What to do | Filter out all lines without the word "title" from the data below, please, and copy the rest.

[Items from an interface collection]
------------------------

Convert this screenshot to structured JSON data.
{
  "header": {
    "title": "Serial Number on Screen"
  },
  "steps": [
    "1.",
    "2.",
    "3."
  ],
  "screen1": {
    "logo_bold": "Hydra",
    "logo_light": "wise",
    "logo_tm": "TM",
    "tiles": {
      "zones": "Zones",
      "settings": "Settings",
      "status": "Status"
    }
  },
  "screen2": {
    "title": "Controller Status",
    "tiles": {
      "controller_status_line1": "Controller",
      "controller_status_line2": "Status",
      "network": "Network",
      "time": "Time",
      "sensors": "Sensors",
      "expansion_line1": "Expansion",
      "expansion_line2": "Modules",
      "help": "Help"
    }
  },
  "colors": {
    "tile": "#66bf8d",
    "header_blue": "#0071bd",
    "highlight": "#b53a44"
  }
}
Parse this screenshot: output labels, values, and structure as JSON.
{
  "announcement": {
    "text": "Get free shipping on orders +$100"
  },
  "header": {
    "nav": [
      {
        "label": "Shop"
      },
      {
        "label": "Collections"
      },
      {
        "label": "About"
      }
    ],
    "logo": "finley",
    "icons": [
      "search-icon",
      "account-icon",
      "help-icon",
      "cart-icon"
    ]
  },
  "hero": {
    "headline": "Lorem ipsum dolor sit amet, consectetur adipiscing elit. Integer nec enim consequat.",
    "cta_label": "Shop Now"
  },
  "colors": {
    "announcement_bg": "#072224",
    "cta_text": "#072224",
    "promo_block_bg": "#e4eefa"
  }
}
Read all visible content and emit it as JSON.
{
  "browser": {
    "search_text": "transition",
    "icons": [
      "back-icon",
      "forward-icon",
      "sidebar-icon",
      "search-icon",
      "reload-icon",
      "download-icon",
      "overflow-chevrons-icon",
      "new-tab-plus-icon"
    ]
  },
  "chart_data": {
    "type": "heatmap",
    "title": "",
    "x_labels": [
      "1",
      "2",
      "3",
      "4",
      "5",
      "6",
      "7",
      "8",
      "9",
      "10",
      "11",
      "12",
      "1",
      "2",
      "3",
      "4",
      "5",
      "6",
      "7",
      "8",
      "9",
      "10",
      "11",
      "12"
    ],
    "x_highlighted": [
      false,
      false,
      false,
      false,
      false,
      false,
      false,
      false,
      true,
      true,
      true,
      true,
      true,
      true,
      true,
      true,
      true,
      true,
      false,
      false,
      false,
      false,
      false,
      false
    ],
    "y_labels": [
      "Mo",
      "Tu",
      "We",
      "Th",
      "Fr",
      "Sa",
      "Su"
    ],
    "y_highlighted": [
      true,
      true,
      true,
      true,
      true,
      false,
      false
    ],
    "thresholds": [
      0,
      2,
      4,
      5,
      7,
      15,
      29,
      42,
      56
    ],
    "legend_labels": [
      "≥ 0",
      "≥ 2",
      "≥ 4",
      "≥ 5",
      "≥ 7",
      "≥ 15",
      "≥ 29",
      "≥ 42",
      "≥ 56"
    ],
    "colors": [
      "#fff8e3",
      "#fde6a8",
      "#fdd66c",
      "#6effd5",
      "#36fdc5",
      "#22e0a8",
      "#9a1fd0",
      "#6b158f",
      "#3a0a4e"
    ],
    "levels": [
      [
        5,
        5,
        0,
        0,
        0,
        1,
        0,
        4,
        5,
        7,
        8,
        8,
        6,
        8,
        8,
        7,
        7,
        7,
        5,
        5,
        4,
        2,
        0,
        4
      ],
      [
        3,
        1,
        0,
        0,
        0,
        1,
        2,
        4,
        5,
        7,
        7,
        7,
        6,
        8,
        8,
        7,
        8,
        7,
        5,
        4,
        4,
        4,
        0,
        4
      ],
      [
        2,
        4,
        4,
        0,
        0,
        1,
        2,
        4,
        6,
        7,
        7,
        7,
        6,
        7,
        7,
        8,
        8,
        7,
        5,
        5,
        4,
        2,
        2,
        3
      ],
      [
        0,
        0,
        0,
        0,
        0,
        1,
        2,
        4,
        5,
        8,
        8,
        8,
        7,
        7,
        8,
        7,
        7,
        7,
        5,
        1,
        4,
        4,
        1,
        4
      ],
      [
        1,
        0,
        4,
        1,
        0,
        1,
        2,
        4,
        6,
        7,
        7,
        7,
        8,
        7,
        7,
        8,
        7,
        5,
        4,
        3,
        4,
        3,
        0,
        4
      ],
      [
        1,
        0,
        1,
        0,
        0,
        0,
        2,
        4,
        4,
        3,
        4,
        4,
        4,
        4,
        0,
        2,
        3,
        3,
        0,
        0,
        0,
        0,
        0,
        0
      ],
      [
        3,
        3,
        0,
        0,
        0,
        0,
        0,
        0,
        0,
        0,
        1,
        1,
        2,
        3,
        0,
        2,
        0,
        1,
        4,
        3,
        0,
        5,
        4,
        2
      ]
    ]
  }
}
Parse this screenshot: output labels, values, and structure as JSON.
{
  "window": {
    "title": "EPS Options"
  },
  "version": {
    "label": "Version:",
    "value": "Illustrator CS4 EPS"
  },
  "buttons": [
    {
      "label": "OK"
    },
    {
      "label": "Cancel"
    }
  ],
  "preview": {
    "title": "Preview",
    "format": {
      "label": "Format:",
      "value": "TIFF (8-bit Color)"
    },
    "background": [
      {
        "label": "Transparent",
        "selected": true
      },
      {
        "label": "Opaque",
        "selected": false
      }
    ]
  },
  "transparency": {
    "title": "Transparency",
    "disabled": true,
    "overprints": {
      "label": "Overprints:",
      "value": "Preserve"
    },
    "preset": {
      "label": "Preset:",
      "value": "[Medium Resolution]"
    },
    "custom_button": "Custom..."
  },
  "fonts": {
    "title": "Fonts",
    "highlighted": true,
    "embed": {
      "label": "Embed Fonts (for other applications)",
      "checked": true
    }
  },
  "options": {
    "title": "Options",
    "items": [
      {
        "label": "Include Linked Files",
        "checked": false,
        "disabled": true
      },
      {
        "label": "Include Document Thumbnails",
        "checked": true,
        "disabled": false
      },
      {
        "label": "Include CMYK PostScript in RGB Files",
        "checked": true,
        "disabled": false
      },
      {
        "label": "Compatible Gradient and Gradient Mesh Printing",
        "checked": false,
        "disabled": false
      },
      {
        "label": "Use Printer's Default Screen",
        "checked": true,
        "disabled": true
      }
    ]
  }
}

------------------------

Result for this task |
    "title": "Serial Number on Screen"
    "title": "Controller Status",
    "title": "",
    "title": "EPS Options"
    "title": "Preview",
    "title": "Transparency",
    "title": "Fonts",
    "title": "Options",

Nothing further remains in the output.